But, even my wife and sister love Lou. We’d go see him playing on a Wednesday night, and he’d give into my wife’s request, and play a Bon Jovi tune, her favorite, sounding every bit like Jon Bon Jovi, even though he hated every minute of it. And, Lou’s notorious for getting my brother-in-law in ridiculous amounts of trouble, bar hoping late into the night, but my sister could never stay mad at Lou due to his jovial, kid-like zest.
In my own hanging out with Lou, I learned that he was big into mountain bike racing, so through my roles in the wheelchair industry, I know wheel manufacturers in the bike industry, too, and I was able to hook him up with a wheel sponsor, for which he was appreciative. And, I’ve even taken my daughter to see Lou play his music, where he joked around with her like a big clown with a guitar.
So, eight weeks ago, we were all shocked when we got the news: Lou was in the hospital – at a trauma center out of town, no less.
From my career, I know that one only goes to an out-of-town trauma center when something is really wrong. But, what could have possibly happened to Lou that was so serious that he was rushed to a trauma center?
Was Lou an idiot, and got in a drunk-driving accident? After all, Lou’s been known to drink more than a bit when a good time is to be had.
Or, did Lou go over the handlebars of his mountain bike, maybe resulting in a head or spinal cord injury?
These were my first two thoughts; however, neither was the case.
Lou was simply at home one evening, watching his two small children alone, when he collapsed to the floor. At 33 years old, the eternal frat boy, Lou, had a major stroke, effecting both sides of his brain – his entire life screeching to a halt in an instant.
Fortunately, swift medical care saved Lou’s life. Yet, as you can imagine, the effects of his stroke are profound, affecting the right side of his body and his speech, requiring that he uses a wheelchair. Still, Lou’s cognitive skills thankfully remain, where he wishes to return to 90% capacity, namely because he states that he was only 80% before. That’s Lou!
My sister and brother-in-law went to visit Lou in rehab several weeks ago. My sister, of course, has grown up around me and others with disabilities, and has been fighting cancer, herself, during the past year, so she certainly went to visit Lou with greater empathy than others might posses, understanding how life changes in an instant.
Interestingly, my sister shared with me that Lou asked how I was. I couldn’t help but wonder if, now in his own wheelchair, Lou thought about me and my disability in a different light? I mean, was he asking about me as just another friend, or was there some understanding that, as the only guy in a wheelchair who he knew, I might somehow understand what he was going through?
On the other hand, what was I to say to Lou? I knew realities that others around him might not, that the obvious symptoms from the stroke were just a small piece of the puzzle, that he likely has a long road ahead of him, probably filled with frustrations, financial hardships, and stress that he’s never known.

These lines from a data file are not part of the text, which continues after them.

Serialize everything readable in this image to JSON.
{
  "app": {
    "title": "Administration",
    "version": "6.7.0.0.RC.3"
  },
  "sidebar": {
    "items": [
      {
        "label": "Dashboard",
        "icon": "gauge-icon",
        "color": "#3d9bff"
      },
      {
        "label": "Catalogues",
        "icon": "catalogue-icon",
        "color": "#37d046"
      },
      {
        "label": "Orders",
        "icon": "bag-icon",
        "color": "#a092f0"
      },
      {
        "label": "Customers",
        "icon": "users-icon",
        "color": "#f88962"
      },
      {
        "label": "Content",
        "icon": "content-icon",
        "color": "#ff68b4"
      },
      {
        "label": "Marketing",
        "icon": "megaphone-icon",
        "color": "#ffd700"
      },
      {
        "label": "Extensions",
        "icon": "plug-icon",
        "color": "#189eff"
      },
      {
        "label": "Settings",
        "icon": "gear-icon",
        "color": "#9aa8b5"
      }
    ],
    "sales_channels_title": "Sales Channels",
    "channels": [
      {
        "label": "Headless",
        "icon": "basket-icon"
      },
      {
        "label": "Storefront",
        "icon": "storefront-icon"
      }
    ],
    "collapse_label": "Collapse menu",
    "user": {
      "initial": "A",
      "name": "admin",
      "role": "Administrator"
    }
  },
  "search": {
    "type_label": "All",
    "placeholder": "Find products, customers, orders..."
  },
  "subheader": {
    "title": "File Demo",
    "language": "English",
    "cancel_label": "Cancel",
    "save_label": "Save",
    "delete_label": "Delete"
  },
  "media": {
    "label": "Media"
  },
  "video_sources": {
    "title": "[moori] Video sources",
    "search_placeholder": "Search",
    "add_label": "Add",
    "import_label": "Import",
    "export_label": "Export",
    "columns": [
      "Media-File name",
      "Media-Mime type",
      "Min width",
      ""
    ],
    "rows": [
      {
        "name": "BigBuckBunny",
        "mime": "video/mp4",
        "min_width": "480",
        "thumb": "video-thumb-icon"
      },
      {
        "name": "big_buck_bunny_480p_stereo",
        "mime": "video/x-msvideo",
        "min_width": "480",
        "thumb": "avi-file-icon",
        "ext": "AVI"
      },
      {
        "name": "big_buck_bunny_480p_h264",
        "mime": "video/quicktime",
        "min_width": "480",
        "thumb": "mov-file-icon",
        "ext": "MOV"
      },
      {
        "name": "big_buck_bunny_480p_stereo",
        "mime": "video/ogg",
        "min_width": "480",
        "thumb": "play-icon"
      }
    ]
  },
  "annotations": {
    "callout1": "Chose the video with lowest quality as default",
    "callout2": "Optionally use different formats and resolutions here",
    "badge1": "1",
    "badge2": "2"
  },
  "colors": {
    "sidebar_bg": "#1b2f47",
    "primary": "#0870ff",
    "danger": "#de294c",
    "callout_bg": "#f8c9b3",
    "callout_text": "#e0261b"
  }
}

Yet, with perseverance and strength – that is, an understanding that life doesn’t knock us down without presenting us the opportunity to rise even higher than before – he could also not only get through these toughest of times, but even find a clarity within his life that would inspire him toward new directions of growth, empowering him to greater roles of success as a father, husband, friend, and colleague. Was this the talk to have, sharing with Lou that the fundamental key to succeeding in his situation – in any of our situations – is not to dwell on what we’ve lost, but to value where we are and focus on where we’re going?
Yet, I also understood that Lou was still Lou, and who was I to presume that he needed anything from me other than what had always been our relationship – that is, as just another guy hanging out, regardless of disability?
I opted to play it by ear, and had the privilege of attending a benefit for Lou this past week. Of course, Lou is Lou, so while there was a refreshing number of others with disabilities in attendance from his rehab center, it was an overall crazy rock-n-roll bash at a nightclub, with a bunch of bands, and more hot babes and booze than I’ve seen in quite awhile – all raising funds for Lou and his children.
And, when I ran into Lou in the lobby, I couldn’t help but be myself, treating him as the guy I know, pulling my wheelchair beside his, placing my hand on his shoulder, and razzing him a bit, stating, “Welcome to the gang, brother – may you not be a life-long member.”
Even he had to laugh at my warped – but well-intended – sentiments. Indeed, sometimes the best words of support and encouragement come in the form of the sickest of humor.